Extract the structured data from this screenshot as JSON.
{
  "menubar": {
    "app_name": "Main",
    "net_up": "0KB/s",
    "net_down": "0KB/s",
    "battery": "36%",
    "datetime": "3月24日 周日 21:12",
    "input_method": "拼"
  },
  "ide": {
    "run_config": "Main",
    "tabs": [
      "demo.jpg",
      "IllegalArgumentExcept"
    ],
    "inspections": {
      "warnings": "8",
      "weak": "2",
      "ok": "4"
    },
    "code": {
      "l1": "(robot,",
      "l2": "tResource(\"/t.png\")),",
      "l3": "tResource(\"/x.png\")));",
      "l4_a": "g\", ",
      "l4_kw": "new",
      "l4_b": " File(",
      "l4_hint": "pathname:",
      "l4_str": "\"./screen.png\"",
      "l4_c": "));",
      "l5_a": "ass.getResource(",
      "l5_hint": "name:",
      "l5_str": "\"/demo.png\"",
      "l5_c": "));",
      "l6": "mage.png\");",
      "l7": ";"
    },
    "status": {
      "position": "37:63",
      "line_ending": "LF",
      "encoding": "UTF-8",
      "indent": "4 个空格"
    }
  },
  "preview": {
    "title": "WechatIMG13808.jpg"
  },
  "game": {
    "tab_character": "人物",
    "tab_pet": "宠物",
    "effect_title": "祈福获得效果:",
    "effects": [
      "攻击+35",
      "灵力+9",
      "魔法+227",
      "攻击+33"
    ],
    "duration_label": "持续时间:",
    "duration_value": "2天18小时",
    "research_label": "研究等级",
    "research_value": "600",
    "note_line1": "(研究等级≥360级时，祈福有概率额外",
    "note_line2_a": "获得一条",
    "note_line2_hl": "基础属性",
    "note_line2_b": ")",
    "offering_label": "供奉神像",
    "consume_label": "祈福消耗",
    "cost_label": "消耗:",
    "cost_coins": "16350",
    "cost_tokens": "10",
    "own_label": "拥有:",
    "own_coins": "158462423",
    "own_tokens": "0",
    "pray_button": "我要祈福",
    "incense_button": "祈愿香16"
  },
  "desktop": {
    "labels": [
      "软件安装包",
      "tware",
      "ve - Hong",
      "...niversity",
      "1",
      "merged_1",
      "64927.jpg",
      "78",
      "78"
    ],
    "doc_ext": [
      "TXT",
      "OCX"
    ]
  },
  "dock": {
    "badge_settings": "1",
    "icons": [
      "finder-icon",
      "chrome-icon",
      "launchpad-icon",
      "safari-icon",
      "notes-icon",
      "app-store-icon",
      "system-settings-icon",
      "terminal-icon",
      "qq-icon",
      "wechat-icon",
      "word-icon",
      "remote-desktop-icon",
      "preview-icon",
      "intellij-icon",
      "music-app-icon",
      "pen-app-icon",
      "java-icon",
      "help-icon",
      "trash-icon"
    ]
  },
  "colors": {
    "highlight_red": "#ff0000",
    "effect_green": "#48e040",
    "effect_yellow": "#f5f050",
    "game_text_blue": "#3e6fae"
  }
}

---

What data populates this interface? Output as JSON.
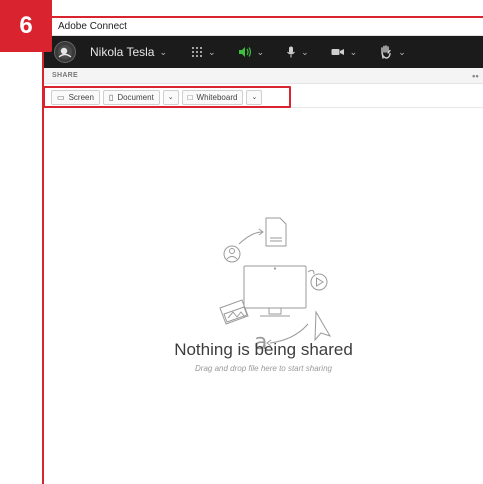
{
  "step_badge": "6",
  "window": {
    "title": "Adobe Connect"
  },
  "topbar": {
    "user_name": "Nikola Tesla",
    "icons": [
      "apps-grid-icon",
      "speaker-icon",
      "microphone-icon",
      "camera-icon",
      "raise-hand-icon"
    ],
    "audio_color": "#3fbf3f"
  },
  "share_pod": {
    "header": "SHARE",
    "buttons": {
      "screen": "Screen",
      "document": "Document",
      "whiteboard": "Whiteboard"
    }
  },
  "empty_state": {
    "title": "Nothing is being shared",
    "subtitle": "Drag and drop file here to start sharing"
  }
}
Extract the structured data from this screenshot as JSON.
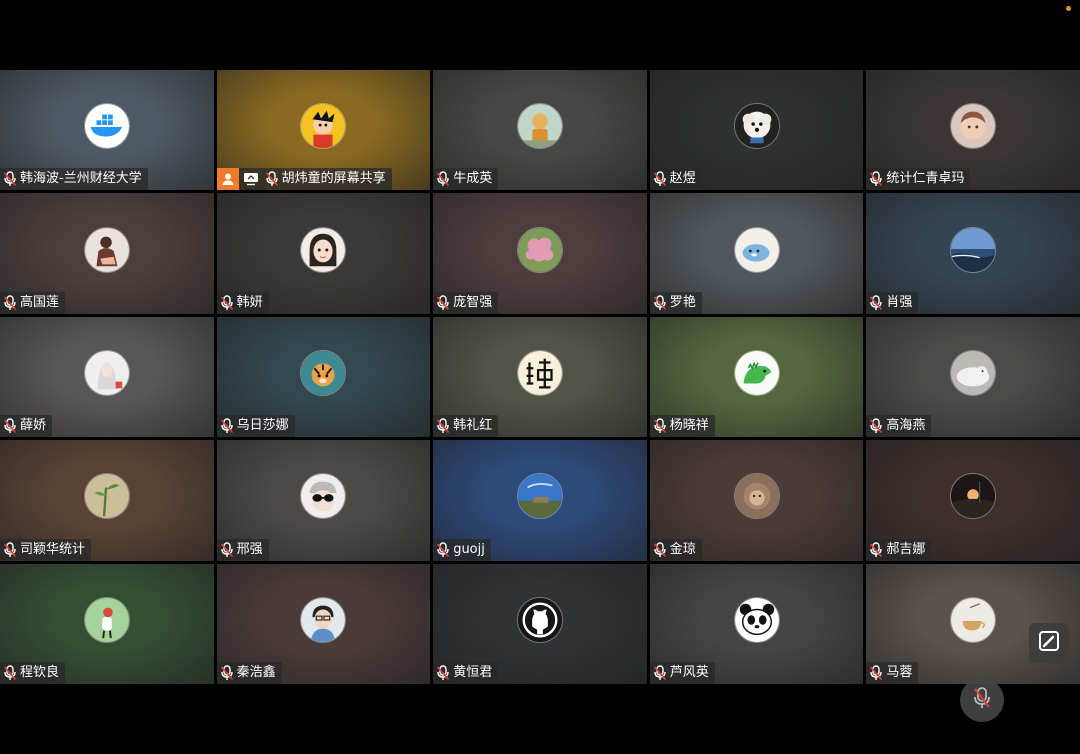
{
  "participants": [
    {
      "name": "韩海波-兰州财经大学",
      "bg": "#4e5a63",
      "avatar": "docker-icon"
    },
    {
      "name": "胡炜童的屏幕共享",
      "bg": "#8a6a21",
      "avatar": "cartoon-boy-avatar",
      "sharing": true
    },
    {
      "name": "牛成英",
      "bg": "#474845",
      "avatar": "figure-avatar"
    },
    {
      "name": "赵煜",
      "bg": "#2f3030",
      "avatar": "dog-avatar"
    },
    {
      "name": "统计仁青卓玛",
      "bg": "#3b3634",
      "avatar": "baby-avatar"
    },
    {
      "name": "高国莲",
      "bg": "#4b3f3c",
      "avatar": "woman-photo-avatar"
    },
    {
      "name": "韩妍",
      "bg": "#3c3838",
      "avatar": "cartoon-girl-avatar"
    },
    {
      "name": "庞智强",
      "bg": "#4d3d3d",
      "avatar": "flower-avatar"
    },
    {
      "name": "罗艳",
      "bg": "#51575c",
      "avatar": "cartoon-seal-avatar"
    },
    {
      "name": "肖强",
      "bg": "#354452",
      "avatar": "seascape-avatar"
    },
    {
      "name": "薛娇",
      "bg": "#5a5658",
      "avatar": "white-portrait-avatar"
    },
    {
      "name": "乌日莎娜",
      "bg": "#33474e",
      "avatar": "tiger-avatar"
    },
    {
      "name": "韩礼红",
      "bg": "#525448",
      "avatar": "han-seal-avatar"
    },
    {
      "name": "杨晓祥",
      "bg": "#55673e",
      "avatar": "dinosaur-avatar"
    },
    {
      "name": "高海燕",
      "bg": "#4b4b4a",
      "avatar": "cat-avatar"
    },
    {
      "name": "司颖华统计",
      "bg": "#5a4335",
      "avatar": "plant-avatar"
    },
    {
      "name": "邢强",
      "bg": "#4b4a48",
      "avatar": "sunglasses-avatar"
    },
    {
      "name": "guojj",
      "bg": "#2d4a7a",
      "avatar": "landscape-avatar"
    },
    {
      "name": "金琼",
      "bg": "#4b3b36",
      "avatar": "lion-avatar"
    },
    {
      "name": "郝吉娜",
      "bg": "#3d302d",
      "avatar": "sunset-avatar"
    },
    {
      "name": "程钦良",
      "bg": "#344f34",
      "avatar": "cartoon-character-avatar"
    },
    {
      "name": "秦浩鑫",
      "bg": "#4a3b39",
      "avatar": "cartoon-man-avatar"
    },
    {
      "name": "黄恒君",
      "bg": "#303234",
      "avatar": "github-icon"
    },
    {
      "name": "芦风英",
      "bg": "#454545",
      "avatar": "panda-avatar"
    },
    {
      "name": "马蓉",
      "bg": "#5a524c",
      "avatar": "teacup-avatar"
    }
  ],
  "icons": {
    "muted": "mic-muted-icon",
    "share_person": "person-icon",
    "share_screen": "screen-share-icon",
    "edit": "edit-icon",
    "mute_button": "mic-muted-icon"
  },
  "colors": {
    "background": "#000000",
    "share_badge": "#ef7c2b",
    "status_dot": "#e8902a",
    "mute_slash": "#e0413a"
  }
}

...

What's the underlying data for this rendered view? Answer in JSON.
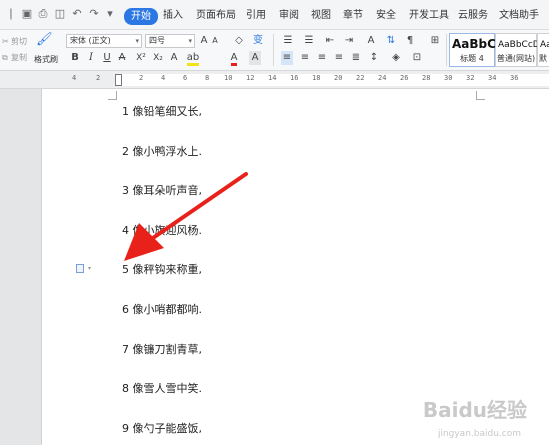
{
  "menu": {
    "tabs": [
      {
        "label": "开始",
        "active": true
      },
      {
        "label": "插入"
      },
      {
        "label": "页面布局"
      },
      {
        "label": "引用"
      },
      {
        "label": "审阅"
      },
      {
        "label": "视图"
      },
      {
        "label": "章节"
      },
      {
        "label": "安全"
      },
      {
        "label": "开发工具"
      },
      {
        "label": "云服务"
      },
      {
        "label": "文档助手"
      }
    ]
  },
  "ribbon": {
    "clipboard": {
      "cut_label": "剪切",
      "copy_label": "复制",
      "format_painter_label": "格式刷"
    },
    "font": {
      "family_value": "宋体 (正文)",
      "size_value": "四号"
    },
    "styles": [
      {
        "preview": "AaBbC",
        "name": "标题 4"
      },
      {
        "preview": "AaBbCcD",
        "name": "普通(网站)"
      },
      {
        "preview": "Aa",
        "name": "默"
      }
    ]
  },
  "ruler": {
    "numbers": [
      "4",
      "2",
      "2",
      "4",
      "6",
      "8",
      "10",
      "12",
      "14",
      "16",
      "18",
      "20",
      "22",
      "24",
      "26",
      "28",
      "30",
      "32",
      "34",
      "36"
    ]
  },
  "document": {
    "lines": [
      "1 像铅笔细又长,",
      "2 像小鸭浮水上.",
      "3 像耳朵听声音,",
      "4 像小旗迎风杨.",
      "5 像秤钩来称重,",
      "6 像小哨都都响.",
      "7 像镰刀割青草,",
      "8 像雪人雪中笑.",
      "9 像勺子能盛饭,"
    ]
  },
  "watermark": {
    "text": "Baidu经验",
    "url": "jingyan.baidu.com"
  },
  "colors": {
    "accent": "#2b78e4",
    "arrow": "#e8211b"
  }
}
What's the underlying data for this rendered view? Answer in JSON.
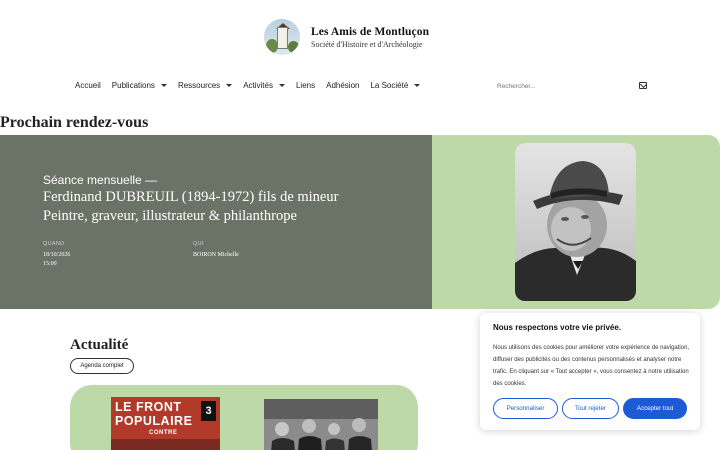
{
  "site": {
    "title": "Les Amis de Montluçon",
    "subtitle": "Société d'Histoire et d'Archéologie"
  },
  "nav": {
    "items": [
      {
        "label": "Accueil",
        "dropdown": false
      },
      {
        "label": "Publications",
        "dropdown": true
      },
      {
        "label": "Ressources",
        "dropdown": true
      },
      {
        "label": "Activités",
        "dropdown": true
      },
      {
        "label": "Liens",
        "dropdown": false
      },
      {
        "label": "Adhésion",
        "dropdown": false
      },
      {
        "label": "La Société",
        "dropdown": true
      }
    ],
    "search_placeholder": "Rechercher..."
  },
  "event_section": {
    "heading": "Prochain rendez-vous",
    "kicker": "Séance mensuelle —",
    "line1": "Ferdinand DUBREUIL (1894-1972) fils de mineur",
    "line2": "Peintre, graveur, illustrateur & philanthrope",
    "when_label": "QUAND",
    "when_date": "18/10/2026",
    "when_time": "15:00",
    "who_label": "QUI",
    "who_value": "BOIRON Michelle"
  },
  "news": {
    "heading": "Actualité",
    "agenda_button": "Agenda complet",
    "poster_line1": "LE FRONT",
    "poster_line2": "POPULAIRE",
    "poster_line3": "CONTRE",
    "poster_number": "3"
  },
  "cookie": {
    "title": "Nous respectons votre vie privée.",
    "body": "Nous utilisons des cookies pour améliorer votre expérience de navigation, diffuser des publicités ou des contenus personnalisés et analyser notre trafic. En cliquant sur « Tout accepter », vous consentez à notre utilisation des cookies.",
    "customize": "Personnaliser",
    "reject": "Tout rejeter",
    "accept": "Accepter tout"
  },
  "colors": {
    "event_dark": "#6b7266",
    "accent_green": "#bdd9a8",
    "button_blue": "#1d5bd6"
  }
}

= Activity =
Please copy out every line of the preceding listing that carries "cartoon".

= Result =
      "avatar": "cartoon-boy-avatar",
      "avatar": "cartoon-girl-avatar"
      "avatar": "cartoon-seal-avatar"
      "avatar": "cartoon-character-avatar"
      "avatar": "cartoon-man-avatar"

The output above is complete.